Exercise requirements:
Write out each entry word for word.
───── Listed entries ─────
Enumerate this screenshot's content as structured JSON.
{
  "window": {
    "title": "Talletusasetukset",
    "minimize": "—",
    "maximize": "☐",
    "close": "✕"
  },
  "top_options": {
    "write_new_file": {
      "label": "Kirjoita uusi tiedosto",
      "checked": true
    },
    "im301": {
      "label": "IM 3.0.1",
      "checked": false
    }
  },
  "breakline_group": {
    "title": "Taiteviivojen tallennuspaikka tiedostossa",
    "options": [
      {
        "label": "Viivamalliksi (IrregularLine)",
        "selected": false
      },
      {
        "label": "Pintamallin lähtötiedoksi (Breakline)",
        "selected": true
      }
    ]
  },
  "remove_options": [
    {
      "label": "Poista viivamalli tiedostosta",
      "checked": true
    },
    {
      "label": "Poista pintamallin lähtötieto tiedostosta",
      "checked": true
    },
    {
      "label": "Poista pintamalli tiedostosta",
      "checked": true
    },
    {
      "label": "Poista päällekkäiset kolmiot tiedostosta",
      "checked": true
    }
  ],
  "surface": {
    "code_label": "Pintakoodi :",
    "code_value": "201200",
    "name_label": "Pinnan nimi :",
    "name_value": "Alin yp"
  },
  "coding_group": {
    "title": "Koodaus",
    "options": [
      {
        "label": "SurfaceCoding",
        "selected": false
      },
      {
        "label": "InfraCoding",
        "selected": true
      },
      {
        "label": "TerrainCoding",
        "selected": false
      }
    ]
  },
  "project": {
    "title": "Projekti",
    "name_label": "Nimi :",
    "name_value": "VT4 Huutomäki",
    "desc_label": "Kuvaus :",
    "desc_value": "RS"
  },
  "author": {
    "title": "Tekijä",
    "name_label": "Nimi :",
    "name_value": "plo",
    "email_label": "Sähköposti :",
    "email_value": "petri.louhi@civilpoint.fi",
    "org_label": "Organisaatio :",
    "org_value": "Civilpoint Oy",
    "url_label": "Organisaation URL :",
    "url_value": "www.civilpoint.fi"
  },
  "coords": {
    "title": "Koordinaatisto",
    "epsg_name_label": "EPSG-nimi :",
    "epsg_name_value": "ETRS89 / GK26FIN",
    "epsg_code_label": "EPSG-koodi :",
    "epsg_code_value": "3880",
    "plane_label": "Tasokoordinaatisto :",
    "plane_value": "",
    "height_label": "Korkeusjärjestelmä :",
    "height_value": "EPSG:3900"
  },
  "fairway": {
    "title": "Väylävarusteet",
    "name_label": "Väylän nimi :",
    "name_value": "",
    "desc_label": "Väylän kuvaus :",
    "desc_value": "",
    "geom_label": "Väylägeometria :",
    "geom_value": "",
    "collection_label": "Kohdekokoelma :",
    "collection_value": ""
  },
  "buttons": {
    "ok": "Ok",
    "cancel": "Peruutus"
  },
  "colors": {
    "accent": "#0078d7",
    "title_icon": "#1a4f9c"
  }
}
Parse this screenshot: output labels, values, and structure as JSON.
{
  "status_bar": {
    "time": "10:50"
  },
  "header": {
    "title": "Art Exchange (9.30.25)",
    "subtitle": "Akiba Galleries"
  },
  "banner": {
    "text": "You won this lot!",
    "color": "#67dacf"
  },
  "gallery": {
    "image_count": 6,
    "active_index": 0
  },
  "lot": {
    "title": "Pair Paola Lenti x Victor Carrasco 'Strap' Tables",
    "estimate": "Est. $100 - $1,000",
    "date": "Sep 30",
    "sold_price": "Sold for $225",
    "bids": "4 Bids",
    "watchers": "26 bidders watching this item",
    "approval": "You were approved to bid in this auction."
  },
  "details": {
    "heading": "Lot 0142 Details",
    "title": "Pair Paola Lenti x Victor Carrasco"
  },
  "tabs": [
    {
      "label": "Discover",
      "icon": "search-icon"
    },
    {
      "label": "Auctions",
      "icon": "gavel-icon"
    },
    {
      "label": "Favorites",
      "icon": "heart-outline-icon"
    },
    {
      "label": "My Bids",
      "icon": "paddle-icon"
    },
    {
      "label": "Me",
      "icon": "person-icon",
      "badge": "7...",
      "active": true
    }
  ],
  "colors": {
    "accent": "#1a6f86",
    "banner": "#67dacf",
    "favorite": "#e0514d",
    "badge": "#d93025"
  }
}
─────
Solution for this task:
Enumerate this screenshot's content as structured JSON.
{
  "window": {
    "title": "Talletusasetukset",
    "minimize": "—",
    "maximize": "☐",
    "close": "✕"
  },
  "top_options": {
    "write_new_file": {
      "label": "Kirjoita uusi tiedosto",
      "checked": true
    },
    "im301": {
      "label": "IM 3.0.1",
      "checked": false
    }
  },
  "breakline_group": {
    "title": "Taiteviivojen tallennuspaikka tiedostossa",
    "options": [
      {
        "label": "Viivamalliksi (IrregularLine)",
        "selected": false
      },
      {
        "label": "Pintamallin lähtötiedoksi (Breakline)",
        "selected": true
      }
    ]
  },
  "remove_options": [
    {
      "label": "Poista viivamalli tiedostosta",
      "checked": true
    },
    {
      "label": "Poista pintamallin lähtötieto tiedostosta",
      "checked": true
    },
    {
      "label": "Poista pintamalli tiedostosta",
      "checked": true
    },
    {
      "label": "Poista päällekkäiset kolmiot tiedostosta",
      "checked": true
    }
  ],
  "surface": {
    "code_label": "Pintakoodi :",
    "code_value": "201200",
    "name_label": "Pinnan nimi :",
    "name_value": "Alin yp"
  },
  "coding_group": {
    "title": "Koodaus",
    "options": [
      {
        "label": "SurfaceCoding",
        "selected": false
      },
      {
        "label": "InfraCoding",
        "selected": true
      },
      {
        "label": "TerrainCoding",
        "selected": false
      }
    ]
  },
  "project": {
    "title": "Projekti",
    "name_label": "Nimi :",
    "name_value": "VT4 Huutomäki",
    "desc_label": "Kuvaus :",
    "desc_value": "RS"
  },
  "author": {
    "title": "Tekijä",
    "name_label": "Nimi :",
    "name_value": "plo",
    "email_label": "Sähköposti :",
    "email_value": "petri.louhi@civilpoint.fi",
    "org_label": "Organisaatio :",
    "org_value": "Civilpoint Oy",
    "url_label": "Organisaation URL :",
    "url_value": "www.civilpoint.fi"
  },
  "coords": {
    "title": "Koordinaatisto",
    "epsg_name_label": "EPSG-nimi :",
    "epsg_name_value": "ETRS89 / GK26FIN",
    "epsg_code_label": "EPSG-koodi :",
    "epsg_code_value": "3880",
    "plane_label": "Tasokoordinaatisto :",
    "plane_value": "",
    "height_label": "Korkeusjärjestelmä :",
    "height_value": "EPSG:3900"
  },
  "fairway": {
    "title": "Väylävarusteet",
    "name_label": "Väylän nimi :",
    "name_value": "",
    "desc_label": "Väylän kuvaus :",
    "desc_value": "",
    "geom_label": "Väylägeometria :",
    "geom_value": "",
    "collection_label": "Kohdekokoelma :",
    "collection_value": ""
  },
  "buttons": {
    "ok": "Ok",
    "cancel": "Peruutus"
  },
  "colors": {
    "accent": "#0078d7",
    "title_icon": "#1a4f9c"
  }
}
Parse this screenshot: output labels, values, and structure as JSON.
{
  "status_bar": {
    "time": "10:50"
  },
  "header": {
    "title": "Art Exchange (9.30.25)",
    "subtitle": "Akiba Galleries"
  },
  "banner": {
    "text": "You won this lot!",
    "color": "#67dacf"
  },
  "gallery": {
    "image_count": 6,
    "active_index": 0
  },
  "lot": {
    "title": "Pair Paola Lenti x Victor Carrasco 'Strap' Tables",
    "estimate": "Est. $100 - $1,000",
    "date": "Sep 30",
    "sold_price": "Sold for $225",
    "bids": "4 Bids",
    "watchers": "26 bidders watching this item",
    "approval": "You were approved to bid in this auction."
  },
  "details": {
    "heading": "Lot 0142 Details",
    "title": "Pair Paola Lenti x Victor Carrasco"
  },
  "tabs": [
    {
      "label": "Discover",
      "icon": "search-icon"
    },
    {
      "label": "Auctions",
      "icon": "gavel-icon"
    },
    {
      "label": "Favorites",
      "icon": "heart-outline-icon"
    },
    {
      "label": "My Bids",
      "icon": "paddle-icon"
    },
    {
      "label": "Me",
      "icon": "person-icon",
      "badge": "7...",
      "active": true
    }
  ],
  "colors": {
    "accent": "#1a6f86",
    "banner": "#67dacf",
    "favorite": "#e0514d",
    "badge": "#d93025"
  }
}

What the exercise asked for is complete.